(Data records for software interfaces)
######

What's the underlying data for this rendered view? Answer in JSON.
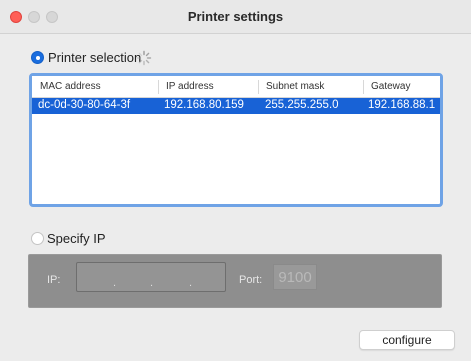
{
  "window": {
    "title": "Printer settings"
  },
  "printer_selection": {
    "label": "Printer selection",
    "selected": true,
    "table": {
      "columns": [
        "MAC address",
        "IP address",
        "Subnet mask",
        "Gateway"
      ],
      "rows": [
        [
          "dc-0d-30-80-64-3f",
          "192.168.80.159",
          "255.255.255.0",
          "192.168.88.1"
        ]
      ],
      "selected_row": 0
    }
  },
  "specify_ip": {
    "label": "Specify IP",
    "selected": false,
    "ip_label": "IP:",
    "ip_separators": [
      ".",
      ".",
      "."
    ],
    "port_label": "Port:",
    "port_value": "9100"
  },
  "actions": {
    "configure_label": "configure"
  },
  "colors": {
    "accent": "#1a6dde",
    "selection": "#1862d6",
    "table_focus_ring": "#6fa3e6",
    "disabled_panel": "#8e8e8e",
    "close_button": "#ff5f57"
  }
}
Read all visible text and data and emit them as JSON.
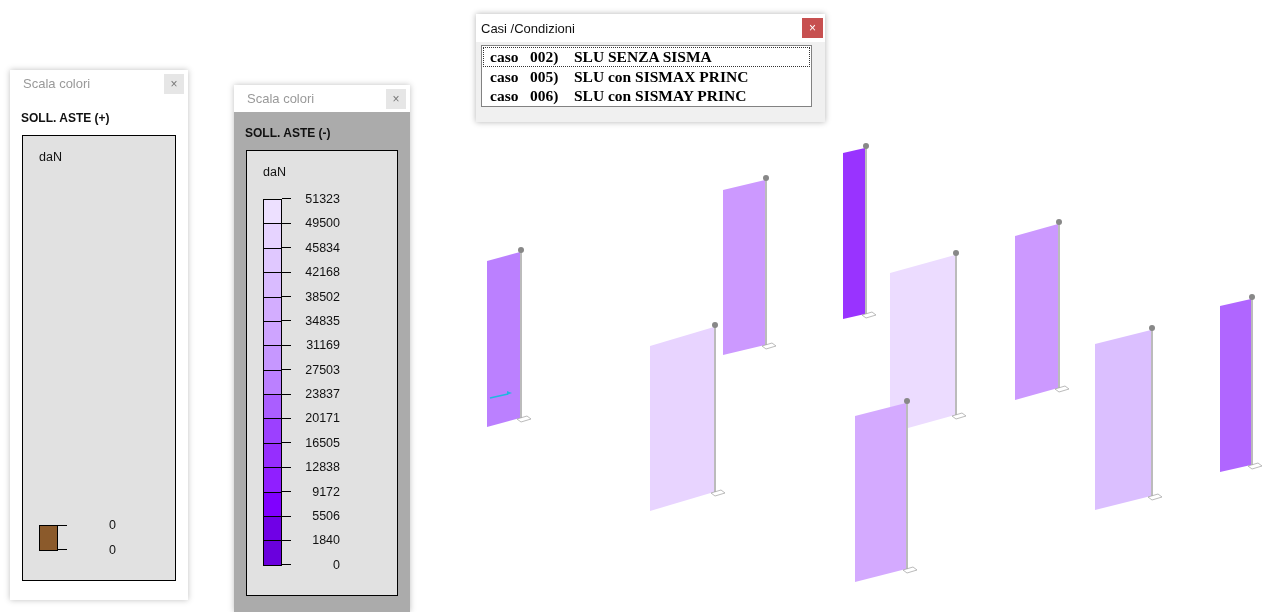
{
  "scale_windows": [
    {
      "title": "Scala colori",
      "close": "×",
      "highlighted": false,
      "heading": "SOLL. ASTE (+)",
      "unit": "daN",
      "labels": [
        "0",
        "0"
      ],
      "bands": [
        {
          "color": "#8b5a2b"
        }
      ]
    },
    {
      "title": "Scala colori",
      "close": "×",
      "highlighted": true,
      "heading": "SOLL. ASTE (-)",
      "unit": "daN",
      "labels": [
        "51323",
        "49500",
        "45834",
        "42168",
        "38502",
        "34835",
        "31169",
        "27503",
        "23837",
        "20171",
        "16505",
        "12838",
        "9172",
        "5506",
        "1840",
        "0"
      ],
      "bands": [
        {
          "color": "#ede0ff"
        },
        {
          "color": "#e6d3ff"
        },
        {
          "color": "#e0c8ff"
        },
        {
          "color": "#d9bbff"
        },
        {
          "color": "#d3adff"
        },
        {
          "color": "#cea4ff"
        },
        {
          "color": "#c697ff"
        },
        {
          "color": "#bb80ff"
        },
        {
          "color": "#aa5eff"
        },
        {
          "color": "#9c40ff"
        },
        {
          "color": "#962efe"
        },
        {
          "color": "#901fff"
        },
        {
          "color": "#8000ff"
        },
        {
          "color": "#7000e6"
        },
        {
          "color": "#6a00dd"
        }
      ]
    }
  ],
  "cases_window": {
    "title": "Casi /Condizioni",
    "close": "×",
    "active": true,
    "rows": [
      {
        "text": "caso   002)    SLU SENZA SISMA",
        "focused": true
      },
      {
        "text": "caso   005)    SLU con SISMAX PRINC",
        "focused": false
      },
      {
        "text": "caso   006)    SLU con SISMAY PRINC",
        "focused": false
      }
    ]
  },
  "model_view": {
    "panels": [
      {
        "color": "#bb80ff"
      },
      {
        "color": "#cc99ff"
      },
      {
        "color": "#9933ff"
      },
      {
        "color": "#e8d4ff"
      },
      {
        "color": "#ecdcff"
      },
      {
        "color": "#cc99ff"
      },
      {
        "color": "#d4aaff"
      },
      {
        "color": "#dbbfff"
      },
      {
        "color": "#b066ff"
      }
    ]
  }
}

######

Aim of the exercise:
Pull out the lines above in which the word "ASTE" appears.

Exercise solution:
      "heading": "SOLL. ASTE (+)",
      "heading": "SOLL. ASTE (-)",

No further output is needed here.